What to produce
Every entry should be returned exactly. Omit none of them.

(Data for review)

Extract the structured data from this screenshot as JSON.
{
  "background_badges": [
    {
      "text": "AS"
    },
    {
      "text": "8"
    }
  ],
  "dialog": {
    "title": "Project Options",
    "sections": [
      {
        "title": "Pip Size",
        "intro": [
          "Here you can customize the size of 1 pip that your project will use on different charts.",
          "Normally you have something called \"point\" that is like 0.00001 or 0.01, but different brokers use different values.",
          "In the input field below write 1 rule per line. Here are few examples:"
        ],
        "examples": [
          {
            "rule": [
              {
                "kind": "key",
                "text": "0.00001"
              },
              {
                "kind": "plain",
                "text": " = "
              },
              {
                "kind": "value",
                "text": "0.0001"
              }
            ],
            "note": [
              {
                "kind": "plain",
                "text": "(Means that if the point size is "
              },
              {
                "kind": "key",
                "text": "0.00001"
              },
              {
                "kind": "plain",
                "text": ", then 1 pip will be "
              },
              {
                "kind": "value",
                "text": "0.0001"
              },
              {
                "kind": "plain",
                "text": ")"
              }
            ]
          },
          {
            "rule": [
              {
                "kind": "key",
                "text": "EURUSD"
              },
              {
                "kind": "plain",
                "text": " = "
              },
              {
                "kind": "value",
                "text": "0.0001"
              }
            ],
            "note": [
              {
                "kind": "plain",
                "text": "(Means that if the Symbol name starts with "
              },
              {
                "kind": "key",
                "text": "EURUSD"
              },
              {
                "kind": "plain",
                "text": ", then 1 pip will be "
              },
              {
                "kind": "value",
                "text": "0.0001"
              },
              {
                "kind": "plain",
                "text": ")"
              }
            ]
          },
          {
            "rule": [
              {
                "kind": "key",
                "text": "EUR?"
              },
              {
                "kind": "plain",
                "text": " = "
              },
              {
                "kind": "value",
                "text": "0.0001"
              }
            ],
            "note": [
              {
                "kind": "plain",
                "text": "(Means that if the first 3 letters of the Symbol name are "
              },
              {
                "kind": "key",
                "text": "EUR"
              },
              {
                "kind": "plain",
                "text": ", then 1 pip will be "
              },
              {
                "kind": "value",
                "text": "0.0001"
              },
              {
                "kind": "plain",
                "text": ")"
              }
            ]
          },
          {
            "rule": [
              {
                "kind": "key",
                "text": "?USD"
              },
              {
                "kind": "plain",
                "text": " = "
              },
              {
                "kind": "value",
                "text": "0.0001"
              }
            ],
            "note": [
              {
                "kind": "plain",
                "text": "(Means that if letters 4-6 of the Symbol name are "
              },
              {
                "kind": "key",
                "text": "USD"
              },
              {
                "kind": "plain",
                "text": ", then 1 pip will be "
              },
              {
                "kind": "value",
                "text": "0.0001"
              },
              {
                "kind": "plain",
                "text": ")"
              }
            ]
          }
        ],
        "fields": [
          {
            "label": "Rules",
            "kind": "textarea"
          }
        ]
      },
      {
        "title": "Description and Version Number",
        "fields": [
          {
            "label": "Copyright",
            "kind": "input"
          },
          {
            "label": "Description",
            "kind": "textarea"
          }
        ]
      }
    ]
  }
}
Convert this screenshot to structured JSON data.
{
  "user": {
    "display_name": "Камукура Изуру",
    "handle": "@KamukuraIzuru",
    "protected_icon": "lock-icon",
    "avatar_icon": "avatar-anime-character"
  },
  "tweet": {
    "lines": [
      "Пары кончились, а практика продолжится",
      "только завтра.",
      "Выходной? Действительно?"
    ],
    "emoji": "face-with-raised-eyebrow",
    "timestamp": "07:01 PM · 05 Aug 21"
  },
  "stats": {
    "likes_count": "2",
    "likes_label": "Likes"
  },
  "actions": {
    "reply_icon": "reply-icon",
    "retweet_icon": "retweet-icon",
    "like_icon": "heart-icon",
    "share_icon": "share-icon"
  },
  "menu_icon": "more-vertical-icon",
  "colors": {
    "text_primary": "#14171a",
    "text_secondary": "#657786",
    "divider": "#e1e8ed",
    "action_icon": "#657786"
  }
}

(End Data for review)

Answer to the exercise
Extract the structured data from this screenshot as JSON.
{
  "background_badges": [
    {
      "text": "AS"
    },
    {
      "text": "8"
    }
  ],
  "dialog": {
    "title": "Project Options",
    "sections": [
      {
        "title": "Pip Size",
        "intro": [
          "Here you can customize the size of 1 pip that your project will use on different charts.",
          "Normally you have something called \"point\" that is like 0.00001 or 0.01, but different brokers use different values.",
          "In the input field below write 1 rule per line. Here are few examples:"
        ],
        "examples": [
          {
            "rule": [
              {
                "kind": "key",
                "text": "0.00001"
              },
              {
                "kind": "plain",
                "text": " = "
              },
              {
                "kind": "value",
                "text": "0.0001"
              }
            ],
            "note": [
              {
                "kind": "plain",
                "text": "(Means that if the point size is "
              },
              {
                "kind": "key",
                "text": "0.00001"
              },
              {
                "kind": "plain",
                "text": ", then 1 pip will be "
              },
              {
                "kind": "value",
                "text": "0.0001"
              },
              {
                "kind": "plain",
                "text": ")"
              }
            ]
          },
          {
            "rule": [
              {
                "kind": "key",
                "text": "EURUSD"
              },
              {
                "kind": "plain",
                "text": " = "
              },
              {
                "kind": "value",
                "text": "0.0001"
              }
            ],
            "note": [
              {
                "kind": "plain",
                "text": "(Means that if the Symbol name starts with "
              },
              {
                "kind": "key",
                "text": "EURUSD"
              },
              {
                "kind": "plain",
                "text": ", then 1 pip will be "
              },
              {
                "kind": "value",
                "text": "0.0001"
              },
              {
                "kind": "plain",
                "text": ")"
              }
            ]
          },
          {
            "rule": [
              {
                "kind": "key",
                "text": "EUR?"
              },
              {
                "kind": "plain",
                "text": " = "
              },
              {
                "kind": "value",
                "text": "0.0001"
              }
            ],
            "note": [
              {
                "kind": "plain",
                "text": "(Means that if the first 3 letters of the Symbol name are "
              },
              {
                "kind": "key",
                "text": "EUR"
              },
              {
                "kind": "plain",
                "text": ", then 1 pip will be "
              },
              {
                "kind": "value",
                "text": "0.0001"
              },
              {
                "kind": "plain",
                "text": ")"
              }
            ]
          },
          {
            "rule": [
              {
                "kind": "key",
                "text": "?USD"
              },
              {
                "kind": "plain",
                "text": " = "
              },
              {
                "kind": "value",
                "text": "0.0001"
              }
            ],
            "note": [
              {
                "kind": "plain",
                "text": "(Means that if letters 4-6 of the Symbol name are "
              },
              {
                "kind": "key",
                "text": "USD"
              },
              {
                "kind": "plain",
                "text": ", then 1 pip will be "
              },
              {
                "kind": "value",
                "text": "0.0001"
              },
              {
                "kind": "plain",
                "text": ")"
              }
            ]
          }
        ],
        "fields": [
          {
            "label": "Rules",
            "kind": "textarea"
          }
        ]
      },
      {
        "title": "Description and Version Number",
        "fields": [
          {
            "label": "Copyright",
            "kind": "input"
          },
          {
            "label": "Description",
            "kind": "textarea"
          }
        ]
      }
    ]
  }
}
Convert this screenshot to structured JSON data.
{
  "user": {
    "display_name": "Камукура Изуру",
    "handle": "@KamukuraIzuru",
    "protected_icon": "lock-icon",
    "avatar_icon": "avatar-anime-character"
  },
  "tweet": {
    "lines": [
      "Пары кончились, а практика продолжится",
      "только завтра.",
      "Выходной? Действительно?"
    ],
    "emoji": "face-with-raised-eyebrow",
    "timestamp": "07:01 PM · 05 Aug 21"
  },
  "stats": {
    "likes_count": "2",
    "likes_label": "Likes"
  },
  "actions": {
    "reply_icon": "reply-icon",
    "retweet_icon": "retweet-icon",
    "like_icon": "heart-icon",
    "share_icon": "share-icon"
  },
  "menu_icon": "more-vertical-icon",
  "colors": {
    "text_primary": "#14171a",
    "text_secondary": "#657786",
    "divider": "#e1e8ed",
    "action_icon": "#657786"
  }
}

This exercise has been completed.